[REQUIREMENT]:
In the listing, find every line that has the string "Polyline" and copy it.

++++++

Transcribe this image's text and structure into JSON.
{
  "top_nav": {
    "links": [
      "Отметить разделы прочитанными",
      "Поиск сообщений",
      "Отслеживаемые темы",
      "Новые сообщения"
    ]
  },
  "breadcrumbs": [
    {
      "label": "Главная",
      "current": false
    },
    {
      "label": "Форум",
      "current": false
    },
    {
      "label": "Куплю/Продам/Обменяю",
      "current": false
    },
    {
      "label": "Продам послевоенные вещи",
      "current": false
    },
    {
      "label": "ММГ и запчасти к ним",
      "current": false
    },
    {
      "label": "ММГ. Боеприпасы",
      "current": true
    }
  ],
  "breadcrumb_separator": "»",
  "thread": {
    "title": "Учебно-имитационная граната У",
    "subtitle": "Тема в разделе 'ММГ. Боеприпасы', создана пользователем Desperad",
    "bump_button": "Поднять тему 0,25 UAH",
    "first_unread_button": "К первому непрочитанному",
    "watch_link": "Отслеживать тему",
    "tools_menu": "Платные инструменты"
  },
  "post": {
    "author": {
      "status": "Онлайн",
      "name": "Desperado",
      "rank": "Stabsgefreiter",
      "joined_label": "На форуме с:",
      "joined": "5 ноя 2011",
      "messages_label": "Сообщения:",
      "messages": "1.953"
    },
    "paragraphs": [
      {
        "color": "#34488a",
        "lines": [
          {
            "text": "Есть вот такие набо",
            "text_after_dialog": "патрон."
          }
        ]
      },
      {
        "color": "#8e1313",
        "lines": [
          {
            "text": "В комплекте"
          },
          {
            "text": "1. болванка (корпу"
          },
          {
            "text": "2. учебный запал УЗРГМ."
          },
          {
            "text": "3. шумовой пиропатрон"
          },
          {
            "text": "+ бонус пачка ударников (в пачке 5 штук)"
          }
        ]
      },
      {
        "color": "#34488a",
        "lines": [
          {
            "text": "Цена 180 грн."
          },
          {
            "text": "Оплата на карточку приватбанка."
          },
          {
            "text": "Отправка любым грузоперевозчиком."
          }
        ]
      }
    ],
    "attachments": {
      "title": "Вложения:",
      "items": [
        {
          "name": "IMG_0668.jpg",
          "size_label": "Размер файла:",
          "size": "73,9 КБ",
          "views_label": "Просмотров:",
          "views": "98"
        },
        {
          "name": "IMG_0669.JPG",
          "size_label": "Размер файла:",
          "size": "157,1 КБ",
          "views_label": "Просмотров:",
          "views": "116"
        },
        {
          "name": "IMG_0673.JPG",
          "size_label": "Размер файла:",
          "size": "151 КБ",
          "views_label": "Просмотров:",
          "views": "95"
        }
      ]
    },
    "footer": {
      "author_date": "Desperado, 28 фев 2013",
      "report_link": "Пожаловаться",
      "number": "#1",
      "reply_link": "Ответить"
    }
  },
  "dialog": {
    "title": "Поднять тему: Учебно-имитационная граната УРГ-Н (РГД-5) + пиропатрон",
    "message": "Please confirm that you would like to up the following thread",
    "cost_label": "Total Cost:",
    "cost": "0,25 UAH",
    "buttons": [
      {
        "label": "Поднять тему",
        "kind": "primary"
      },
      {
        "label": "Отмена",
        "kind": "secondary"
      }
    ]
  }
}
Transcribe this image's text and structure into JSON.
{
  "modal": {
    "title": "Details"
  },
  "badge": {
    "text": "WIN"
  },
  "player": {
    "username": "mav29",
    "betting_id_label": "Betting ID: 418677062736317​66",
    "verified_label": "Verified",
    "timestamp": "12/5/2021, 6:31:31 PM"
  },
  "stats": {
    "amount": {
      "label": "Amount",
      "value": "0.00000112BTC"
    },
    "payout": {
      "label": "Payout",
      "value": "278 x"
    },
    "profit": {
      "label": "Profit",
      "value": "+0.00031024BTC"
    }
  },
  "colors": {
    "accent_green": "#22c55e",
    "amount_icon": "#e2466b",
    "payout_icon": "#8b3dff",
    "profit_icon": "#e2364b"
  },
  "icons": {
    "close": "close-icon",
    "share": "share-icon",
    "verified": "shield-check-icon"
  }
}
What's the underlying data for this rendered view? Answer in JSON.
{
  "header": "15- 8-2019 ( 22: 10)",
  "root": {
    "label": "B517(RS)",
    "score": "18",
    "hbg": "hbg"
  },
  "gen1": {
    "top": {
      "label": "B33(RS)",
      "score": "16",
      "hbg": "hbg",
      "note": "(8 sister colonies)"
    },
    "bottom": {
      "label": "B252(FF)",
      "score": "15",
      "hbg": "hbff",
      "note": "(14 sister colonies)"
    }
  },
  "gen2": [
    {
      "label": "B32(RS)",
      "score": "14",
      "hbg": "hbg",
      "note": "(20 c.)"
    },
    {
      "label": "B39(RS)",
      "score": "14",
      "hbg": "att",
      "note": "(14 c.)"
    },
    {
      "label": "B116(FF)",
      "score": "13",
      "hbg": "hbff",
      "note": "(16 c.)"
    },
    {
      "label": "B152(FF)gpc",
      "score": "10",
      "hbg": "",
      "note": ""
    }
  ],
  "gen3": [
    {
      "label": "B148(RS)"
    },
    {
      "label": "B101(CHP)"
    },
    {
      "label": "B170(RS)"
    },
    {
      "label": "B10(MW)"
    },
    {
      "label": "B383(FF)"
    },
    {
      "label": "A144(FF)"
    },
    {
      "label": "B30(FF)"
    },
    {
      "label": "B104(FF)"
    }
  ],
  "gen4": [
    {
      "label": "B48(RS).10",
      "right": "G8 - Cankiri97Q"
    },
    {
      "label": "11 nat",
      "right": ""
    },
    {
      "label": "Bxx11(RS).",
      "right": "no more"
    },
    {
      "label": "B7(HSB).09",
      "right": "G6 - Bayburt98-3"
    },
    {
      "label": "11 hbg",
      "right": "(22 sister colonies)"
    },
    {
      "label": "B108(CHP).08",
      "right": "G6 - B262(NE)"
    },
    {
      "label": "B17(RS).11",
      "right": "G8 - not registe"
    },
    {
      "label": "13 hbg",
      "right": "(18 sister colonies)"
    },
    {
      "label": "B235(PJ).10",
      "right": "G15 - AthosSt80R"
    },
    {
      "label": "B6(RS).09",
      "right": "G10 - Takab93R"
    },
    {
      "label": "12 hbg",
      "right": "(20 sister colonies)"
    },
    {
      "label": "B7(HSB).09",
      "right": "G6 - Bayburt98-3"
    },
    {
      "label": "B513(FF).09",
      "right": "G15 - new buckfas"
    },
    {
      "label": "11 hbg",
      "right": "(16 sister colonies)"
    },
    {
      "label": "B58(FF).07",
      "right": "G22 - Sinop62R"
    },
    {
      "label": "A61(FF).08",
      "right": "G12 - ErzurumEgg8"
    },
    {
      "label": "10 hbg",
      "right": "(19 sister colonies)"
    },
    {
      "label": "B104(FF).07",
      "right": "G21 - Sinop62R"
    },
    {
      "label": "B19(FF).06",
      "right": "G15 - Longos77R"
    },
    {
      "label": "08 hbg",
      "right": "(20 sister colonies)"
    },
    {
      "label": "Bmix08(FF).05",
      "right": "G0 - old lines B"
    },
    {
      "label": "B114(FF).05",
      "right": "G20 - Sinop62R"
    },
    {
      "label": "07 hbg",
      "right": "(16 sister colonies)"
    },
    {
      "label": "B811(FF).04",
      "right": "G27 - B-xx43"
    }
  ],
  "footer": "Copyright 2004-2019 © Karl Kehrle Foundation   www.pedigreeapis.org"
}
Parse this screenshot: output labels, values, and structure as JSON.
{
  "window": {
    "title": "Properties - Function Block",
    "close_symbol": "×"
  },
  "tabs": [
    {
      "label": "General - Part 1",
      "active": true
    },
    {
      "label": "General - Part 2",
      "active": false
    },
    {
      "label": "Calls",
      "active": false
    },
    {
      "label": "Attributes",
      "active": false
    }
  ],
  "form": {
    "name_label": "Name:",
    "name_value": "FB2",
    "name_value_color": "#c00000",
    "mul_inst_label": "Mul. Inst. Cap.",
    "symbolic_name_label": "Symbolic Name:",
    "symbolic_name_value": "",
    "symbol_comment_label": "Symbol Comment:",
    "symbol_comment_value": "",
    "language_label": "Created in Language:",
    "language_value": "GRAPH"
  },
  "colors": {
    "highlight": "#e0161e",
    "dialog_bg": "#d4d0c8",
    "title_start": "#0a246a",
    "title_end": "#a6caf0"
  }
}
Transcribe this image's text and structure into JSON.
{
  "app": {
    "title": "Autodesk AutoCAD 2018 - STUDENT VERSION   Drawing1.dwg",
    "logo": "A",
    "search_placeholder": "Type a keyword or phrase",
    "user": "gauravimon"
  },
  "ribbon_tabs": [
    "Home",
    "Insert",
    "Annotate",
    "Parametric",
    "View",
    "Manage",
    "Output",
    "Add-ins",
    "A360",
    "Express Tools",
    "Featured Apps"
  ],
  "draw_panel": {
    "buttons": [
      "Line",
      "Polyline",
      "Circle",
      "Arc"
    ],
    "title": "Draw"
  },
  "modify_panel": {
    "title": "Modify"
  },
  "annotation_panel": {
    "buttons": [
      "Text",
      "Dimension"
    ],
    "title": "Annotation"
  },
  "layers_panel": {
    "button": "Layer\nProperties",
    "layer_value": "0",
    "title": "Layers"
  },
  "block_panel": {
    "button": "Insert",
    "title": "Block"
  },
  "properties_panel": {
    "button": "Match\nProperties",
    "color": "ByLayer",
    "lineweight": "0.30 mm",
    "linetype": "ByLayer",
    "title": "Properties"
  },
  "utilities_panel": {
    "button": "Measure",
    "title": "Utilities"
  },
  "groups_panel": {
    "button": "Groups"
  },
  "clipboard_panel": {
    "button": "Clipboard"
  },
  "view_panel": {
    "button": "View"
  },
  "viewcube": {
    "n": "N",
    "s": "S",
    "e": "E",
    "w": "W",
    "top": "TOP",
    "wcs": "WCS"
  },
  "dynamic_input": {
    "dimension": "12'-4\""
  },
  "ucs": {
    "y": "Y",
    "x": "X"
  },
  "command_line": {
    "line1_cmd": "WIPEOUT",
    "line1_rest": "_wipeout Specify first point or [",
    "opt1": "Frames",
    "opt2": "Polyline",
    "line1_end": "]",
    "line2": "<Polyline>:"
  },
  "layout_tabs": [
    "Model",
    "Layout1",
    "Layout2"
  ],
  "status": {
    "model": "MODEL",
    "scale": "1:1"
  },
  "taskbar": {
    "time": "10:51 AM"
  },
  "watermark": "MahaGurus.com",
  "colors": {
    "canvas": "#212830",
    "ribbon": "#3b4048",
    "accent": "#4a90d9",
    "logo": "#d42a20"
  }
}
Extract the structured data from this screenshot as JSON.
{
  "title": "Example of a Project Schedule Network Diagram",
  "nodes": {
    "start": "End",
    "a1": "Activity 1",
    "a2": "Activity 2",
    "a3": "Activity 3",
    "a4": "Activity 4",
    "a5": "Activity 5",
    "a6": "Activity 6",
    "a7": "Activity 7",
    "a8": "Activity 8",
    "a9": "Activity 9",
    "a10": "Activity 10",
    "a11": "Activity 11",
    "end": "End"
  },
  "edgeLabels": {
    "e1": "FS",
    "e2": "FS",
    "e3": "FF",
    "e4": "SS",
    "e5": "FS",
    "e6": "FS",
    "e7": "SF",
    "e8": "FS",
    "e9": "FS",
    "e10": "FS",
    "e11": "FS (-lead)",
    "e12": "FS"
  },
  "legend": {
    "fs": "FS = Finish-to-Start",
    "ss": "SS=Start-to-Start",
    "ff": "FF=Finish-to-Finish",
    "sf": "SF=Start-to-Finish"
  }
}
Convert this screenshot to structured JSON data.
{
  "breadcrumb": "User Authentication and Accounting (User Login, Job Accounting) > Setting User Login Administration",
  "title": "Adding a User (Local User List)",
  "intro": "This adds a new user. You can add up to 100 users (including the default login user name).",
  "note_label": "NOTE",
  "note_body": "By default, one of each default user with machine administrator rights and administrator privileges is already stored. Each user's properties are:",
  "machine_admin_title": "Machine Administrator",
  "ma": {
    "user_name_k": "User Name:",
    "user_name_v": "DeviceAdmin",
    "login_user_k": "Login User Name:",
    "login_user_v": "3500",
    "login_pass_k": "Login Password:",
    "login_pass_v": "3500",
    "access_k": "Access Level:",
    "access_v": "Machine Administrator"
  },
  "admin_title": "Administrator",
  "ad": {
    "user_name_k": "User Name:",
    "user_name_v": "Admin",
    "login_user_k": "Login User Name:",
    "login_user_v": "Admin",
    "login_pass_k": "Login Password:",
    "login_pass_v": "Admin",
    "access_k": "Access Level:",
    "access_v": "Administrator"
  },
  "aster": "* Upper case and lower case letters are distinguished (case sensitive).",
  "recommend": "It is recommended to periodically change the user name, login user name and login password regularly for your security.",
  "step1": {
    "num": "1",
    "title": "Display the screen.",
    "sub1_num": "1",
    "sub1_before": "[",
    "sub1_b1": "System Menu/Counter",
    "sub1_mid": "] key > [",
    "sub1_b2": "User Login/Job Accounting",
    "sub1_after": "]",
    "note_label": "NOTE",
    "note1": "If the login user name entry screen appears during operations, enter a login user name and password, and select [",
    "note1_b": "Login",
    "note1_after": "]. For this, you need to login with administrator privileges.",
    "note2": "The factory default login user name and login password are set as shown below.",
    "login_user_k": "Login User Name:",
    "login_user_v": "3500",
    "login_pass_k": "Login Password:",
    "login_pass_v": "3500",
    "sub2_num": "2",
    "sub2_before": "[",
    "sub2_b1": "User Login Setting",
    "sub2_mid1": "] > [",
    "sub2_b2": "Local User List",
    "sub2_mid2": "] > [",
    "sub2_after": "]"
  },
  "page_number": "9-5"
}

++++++

[ANSWER SECTION]:
      "Polyline",
    "opt2": "Polyline",
    "line2": "<Polyline>:"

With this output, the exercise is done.